▶ [EXERCISE AIM]: Word for word, restate all of the records.

(Data about app and page elements)

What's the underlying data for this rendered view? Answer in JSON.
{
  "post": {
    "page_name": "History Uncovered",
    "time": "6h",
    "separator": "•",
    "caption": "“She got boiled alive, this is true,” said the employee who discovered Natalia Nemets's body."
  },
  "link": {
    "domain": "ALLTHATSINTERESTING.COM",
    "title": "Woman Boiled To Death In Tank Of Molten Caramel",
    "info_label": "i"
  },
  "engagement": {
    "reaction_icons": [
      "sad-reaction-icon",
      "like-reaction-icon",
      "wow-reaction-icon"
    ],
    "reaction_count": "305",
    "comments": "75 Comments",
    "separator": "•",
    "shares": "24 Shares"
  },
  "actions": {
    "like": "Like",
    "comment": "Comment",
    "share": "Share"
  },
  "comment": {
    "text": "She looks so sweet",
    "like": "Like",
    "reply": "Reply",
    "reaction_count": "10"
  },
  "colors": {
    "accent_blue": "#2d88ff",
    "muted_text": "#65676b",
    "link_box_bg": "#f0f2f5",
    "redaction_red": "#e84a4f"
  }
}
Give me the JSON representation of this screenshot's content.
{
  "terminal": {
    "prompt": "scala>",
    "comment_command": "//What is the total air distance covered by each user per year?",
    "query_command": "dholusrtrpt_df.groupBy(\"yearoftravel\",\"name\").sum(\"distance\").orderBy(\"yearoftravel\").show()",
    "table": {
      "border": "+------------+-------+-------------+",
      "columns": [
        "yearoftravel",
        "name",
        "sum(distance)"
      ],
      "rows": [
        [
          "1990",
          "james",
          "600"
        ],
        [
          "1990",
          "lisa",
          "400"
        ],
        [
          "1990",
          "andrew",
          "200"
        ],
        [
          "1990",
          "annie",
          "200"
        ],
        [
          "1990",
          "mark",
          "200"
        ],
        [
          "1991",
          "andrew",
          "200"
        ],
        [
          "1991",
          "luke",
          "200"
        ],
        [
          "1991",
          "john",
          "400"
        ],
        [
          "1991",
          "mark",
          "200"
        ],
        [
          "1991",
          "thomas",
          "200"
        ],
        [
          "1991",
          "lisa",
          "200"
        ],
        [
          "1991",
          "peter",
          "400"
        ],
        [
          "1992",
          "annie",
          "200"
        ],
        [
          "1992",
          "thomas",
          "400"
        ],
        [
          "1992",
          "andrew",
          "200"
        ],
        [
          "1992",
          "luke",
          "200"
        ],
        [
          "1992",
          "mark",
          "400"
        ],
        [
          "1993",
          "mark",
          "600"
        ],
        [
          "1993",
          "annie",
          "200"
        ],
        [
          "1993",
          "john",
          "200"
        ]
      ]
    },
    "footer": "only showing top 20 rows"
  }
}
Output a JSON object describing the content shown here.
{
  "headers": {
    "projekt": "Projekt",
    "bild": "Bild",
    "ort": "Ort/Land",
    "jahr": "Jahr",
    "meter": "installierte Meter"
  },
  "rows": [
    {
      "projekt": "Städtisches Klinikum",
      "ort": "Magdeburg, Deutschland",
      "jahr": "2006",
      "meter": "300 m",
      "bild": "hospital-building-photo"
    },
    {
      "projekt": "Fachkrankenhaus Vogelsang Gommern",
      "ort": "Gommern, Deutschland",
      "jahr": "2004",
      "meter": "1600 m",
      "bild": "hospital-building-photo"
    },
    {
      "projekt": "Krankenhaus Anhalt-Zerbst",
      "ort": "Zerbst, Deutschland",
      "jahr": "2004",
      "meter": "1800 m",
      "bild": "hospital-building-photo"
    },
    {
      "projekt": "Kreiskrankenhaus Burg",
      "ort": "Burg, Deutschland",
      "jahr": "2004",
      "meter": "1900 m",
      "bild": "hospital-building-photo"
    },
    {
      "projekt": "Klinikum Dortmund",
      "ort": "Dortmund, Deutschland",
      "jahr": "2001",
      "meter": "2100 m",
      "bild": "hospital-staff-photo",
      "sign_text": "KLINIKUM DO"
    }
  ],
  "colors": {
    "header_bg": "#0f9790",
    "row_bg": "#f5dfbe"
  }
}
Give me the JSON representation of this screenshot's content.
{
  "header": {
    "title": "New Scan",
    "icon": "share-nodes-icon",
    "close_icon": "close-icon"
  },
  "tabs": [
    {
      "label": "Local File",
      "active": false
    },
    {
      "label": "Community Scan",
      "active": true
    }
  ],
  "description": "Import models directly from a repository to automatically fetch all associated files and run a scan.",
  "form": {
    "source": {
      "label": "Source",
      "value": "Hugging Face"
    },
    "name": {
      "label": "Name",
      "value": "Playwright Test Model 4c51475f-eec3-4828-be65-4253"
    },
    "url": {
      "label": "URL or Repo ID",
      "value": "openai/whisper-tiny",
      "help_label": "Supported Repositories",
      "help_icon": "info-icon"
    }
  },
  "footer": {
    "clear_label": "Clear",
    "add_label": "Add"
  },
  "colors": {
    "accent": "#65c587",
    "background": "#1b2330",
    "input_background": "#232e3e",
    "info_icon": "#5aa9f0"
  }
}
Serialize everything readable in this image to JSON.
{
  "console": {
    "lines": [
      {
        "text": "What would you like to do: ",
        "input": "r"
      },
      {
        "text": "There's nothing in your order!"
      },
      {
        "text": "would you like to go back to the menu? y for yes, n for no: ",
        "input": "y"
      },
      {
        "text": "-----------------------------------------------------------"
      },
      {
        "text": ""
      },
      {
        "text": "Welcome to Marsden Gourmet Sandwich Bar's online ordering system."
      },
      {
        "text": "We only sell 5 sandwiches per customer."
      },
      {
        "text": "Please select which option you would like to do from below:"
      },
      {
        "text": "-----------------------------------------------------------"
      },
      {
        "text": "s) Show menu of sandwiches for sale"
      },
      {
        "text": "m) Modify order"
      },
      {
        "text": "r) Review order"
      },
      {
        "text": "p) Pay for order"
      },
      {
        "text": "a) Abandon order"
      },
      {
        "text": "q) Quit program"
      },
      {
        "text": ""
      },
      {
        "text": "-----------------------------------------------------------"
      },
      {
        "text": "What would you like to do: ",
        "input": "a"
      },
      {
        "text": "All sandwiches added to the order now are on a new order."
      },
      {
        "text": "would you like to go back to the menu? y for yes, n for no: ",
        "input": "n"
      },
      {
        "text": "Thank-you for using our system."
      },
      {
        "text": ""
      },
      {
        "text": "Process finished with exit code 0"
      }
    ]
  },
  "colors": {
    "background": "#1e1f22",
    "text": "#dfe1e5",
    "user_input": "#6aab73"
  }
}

▶ [EXPECTED ANSWER]:
What's the underlying data for this rendered view? Answer in JSON.
{
  "post": {
    "page_name": "History Uncovered",
    "time": "6h",
    "separator": "•",
    "caption": "“She got boiled alive, this is true,” said the employee who discovered Natalia Nemets's body."
  },
  "link": {
    "domain": "ALLTHATSINTERESTING.COM",
    "title": "Woman Boiled To Death In Tank Of Molten Caramel",
    "info_label": "i"
  },
  "engagement": {
    "reaction_icons": [
      "sad-reaction-icon",
      "like-reaction-icon",
      "wow-reaction-icon"
    ],
    "reaction_count": "305",
    "comments": "75 Comments",
    "separator": "•",
    "shares": "24 Shares"
  },
  "actions": {
    "like": "Like",
    "comment": "Comment",
    "share": "Share"
  },
  "comment": {
    "text": "She looks so sweet",
    "like": "Like",
    "reply": "Reply",
    "reaction_count": "10"
  },
  "colors": {
    "accent_blue": "#2d88ff",
    "muted_text": "#65676b",
    "link_box_bg": "#f0f2f5",
    "redaction_red": "#e84a4f"
  }
}
Give me the JSON representation of this screenshot's content.
{
  "terminal": {
    "prompt": "scala>",
    "comment_command": "//What is the total air distance covered by each user per year?",
    "query_command": "dholusrtrpt_df.groupBy(\"yearoftravel\",\"name\").sum(\"distance\").orderBy(\"yearoftravel\").show()",
    "table": {
      "border": "+------------+-------+-------------+",
      "columns": [
        "yearoftravel",
        "name",
        "sum(distance)"
      ],
      "rows": [
        [
          "1990",
          "james",
          "600"
        ],
        [
          "1990",
          "lisa",
          "400"
        ],
        [
          "1990",
          "andrew",
          "200"
        ],
        [
          "1990",
          "annie",
          "200"
        ],
        [
          "1990",
          "mark",
          "200"
        ],
        [
          "1991",
          "andrew",
          "200"
        ],
        [
          "1991",
          "luke",
          "200"
        ],
        [
          "1991",
          "john",
          "400"
        ],
        [
          "1991",
          "mark",
          "200"
        ],
        [
          "1991",
          "thomas",
          "200"
        ],
        [
          "1991",
          "lisa",
          "200"
        ],
        [
          "1991",
          "peter",
          "400"
        ],
        [
          "1992",
          "annie",
          "200"
        ],
        [
          "1992",
          "thomas",
          "400"
        ],
        [
          "1992",
          "andrew",
          "200"
        ],
        [
          "1992",
          "luke",
          "200"
        ],
        [
          "1992",
          "mark",
          "400"
        ],
        [
          "1993",
          "mark",
          "600"
        ],
        [
          "1993",
          "annie",
          "200"
        ],
        [
          "1993",
          "john",
          "200"
        ]
      ]
    },
    "footer": "only showing top 20 rows"
  }
}
Output a JSON object describing the content shown here.
{
  "headers": {
    "projekt": "Projekt",
    "bild": "Bild",
    "ort": "Ort/Land",
    "jahr": "Jahr",
    "meter": "installierte Meter"
  },
  "rows": [
    {
      "projekt": "Städtisches Klinikum",
      "ort": "Magdeburg, Deutschland",
      "jahr": "2006",
      "meter": "300 m",
      "bild": "hospital-building-photo"
    },
    {
      "projekt": "Fachkrankenhaus Vogelsang Gommern",
      "ort": "Gommern, Deutschland",
      "jahr": "2004",
      "meter": "1600 m",
      "bild": "hospital-building-photo"
    },
    {
      "projekt": "Krankenhaus Anhalt-Zerbst",
      "ort": "Zerbst, Deutschland",
      "jahr": "2004",
      "meter": "1800 m",
      "bild": "hospital-building-photo"
    },
    {
      "projekt": "Kreiskrankenhaus Burg",
      "ort": "Burg, Deutschland",
      "jahr": "2004",
      "meter": "1900 m",
      "bild": "hospital-building-photo"
    },
    {
      "projekt": "Klinikum Dortmund",
      "ort": "Dortmund, Deutschland",
      "jahr": "2001",
      "meter": "2100 m",
      "bild": "hospital-staff-photo",
      "sign_text": "KLINIKUM DO"
    }
  ],
  "colors": {
    "header_bg": "#0f9790",
    "row_bg": "#f5dfbe"
  }
}
Give me the JSON representation of this screenshot's content.
{
  "header": {
    "title": "New Scan",
    "icon": "share-nodes-icon",
    "close_icon": "close-icon"
  },
  "tabs": [
    {
      "label": "Local File",
      "active": false
    },
    {
      "label": "Community Scan",
      "active": true
    }
  ],
  "description": "Import models directly from a repository to automatically fetch all associated files and run a scan.",
  "form": {
    "source": {
      "label": "Source",
      "value": "Hugging Face"
    },
    "name": {
      "label": "Name",
      "value": "Playwright Test Model 4c51475f-eec3-4828-be65-4253"
    },
    "url": {
      "label": "URL or Repo ID",
      "value": "openai/whisper-tiny",
      "help_label": "Supported Repositories",
      "help_icon": "info-icon"
    }
  },
  "footer": {
    "clear_label": "Clear",
    "add_label": "Add"
  },
  "colors": {
    "accent": "#65c587",
    "background": "#1b2330",
    "input_background": "#232e3e",
    "info_icon": "#5aa9f0"
  }
}
Serialize everything readable in this image to JSON.
{
  "console": {
    "lines": [
      {
        "text": "What would you like to do: ",
        "input": "r"
      },
      {
        "text": "There's nothing in your order!"
      },
      {
        "text": "would you like to go back to the menu? y for yes, n for no: ",
        "input": "y"
      },
      {
        "text": "-----------------------------------------------------------"
      },
      {
        "text": ""
      },
      {
        "text": "Welcome to Marsden Gourmet Sandwich Bar's online ordering system."
      },
      {
        "text": "We only sell 5 sandwiches per customer."
      },
      {
        "text": "Please select which option you would like to do from below:"
      },
      {
        "text": "-----------------------------------------------------------"
      },
      {
        "text": "s) Show menu of sandwiches for sale"
      },
      {
        "text": "m) Modify order"
      },
      {
        "text": "r) Review order"
      },
      {
        "text": "p) Pay for order"
      },
      {
        "text": "a) Abandon order"
      },
      {
        "text": "q) Quit program"
      },
      {
        "text": ""
      },
      {
        "text": "-----------------------------------------------------------"
      },
      {
        "text": "What would you like to do: ",
        "input": "a"
      },
      {
        "text": "All sandwiches added to the order now are on a new order."
      },
      {
        "text": "would you like to go back to the menu? y for yes, n for no: ",
        "input": "n"
      },
      {
        "text": "Thank-you for using our system."
      },
      {
        "text": ""
      },
      {
        "text": "Process finished with exit code 0"
      }
    ]
  },
  "colors": {
    "background": "#1e1f22",
    "text": "#dfe1e5",
    "user_input": "#6aab73"
  }
}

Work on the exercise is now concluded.